PROBLEM DESCRIPTION:
Would you go through the records below and copy each line with the string "kind"?

........

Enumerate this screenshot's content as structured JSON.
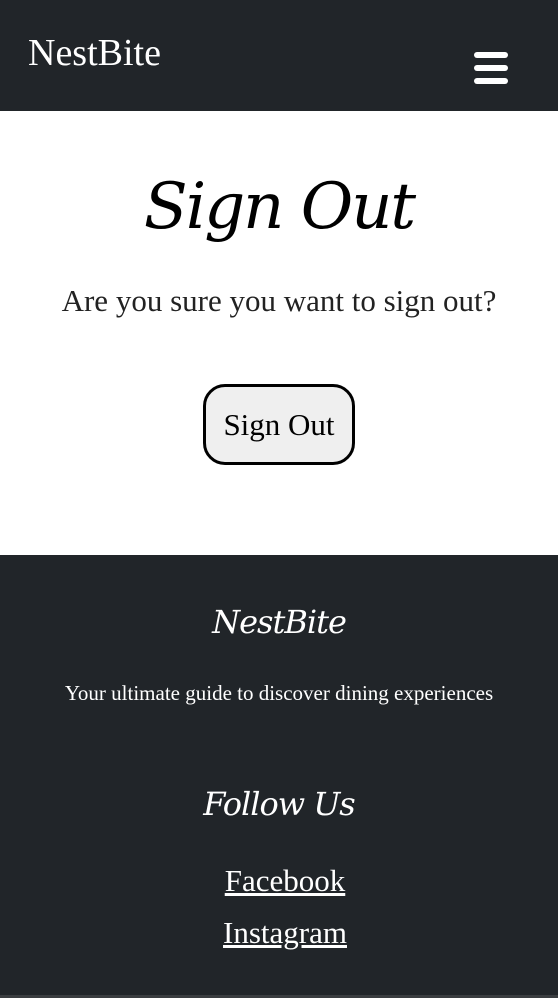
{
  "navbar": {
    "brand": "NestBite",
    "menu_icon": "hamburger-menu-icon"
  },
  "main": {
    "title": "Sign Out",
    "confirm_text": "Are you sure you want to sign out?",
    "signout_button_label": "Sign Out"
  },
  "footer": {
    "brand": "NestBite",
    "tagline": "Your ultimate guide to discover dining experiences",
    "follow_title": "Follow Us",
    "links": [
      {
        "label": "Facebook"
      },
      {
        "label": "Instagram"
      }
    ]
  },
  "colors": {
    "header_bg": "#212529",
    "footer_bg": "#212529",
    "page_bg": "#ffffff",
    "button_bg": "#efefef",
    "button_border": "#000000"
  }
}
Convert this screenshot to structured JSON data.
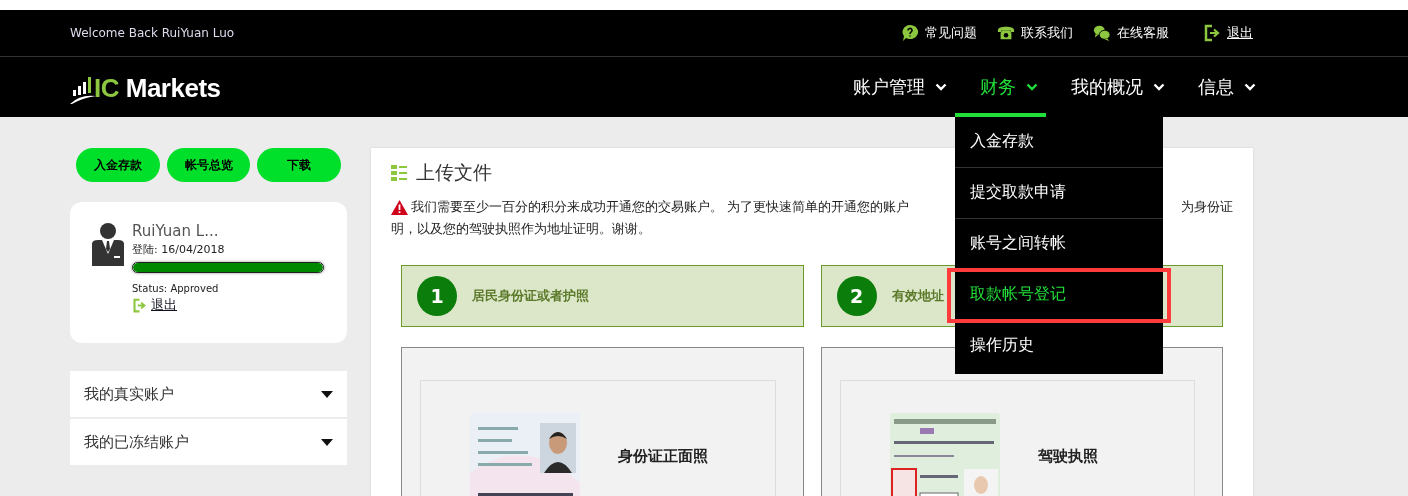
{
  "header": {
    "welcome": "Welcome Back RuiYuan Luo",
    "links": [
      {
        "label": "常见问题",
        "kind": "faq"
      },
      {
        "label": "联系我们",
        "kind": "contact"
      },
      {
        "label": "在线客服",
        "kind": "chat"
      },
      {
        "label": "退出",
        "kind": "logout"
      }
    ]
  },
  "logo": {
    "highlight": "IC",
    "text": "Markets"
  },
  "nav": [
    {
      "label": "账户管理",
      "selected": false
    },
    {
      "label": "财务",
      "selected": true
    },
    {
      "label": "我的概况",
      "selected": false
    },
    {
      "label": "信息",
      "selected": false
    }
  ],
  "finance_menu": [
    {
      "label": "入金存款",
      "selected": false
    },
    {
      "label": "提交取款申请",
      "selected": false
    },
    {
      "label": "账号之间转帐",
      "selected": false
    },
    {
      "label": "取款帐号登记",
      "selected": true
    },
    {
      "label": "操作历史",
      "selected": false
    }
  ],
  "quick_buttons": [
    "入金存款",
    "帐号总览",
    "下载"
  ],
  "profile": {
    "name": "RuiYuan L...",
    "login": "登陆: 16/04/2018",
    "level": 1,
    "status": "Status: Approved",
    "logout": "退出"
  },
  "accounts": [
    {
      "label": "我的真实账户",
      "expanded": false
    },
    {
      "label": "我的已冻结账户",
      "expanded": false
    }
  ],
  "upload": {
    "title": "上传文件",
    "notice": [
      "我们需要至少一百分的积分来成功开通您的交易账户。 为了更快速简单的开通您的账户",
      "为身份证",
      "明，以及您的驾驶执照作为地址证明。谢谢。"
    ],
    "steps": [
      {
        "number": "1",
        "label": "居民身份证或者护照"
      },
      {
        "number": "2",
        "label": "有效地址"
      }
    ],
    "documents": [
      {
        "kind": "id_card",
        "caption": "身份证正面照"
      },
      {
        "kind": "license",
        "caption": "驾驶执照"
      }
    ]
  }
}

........

ANSWER AREA:
        "kind": "faq"
        "kind": "contact"
        "kind": "chat"
        "kind": "logout"
        "kind": "id_card",
        "kind": "license",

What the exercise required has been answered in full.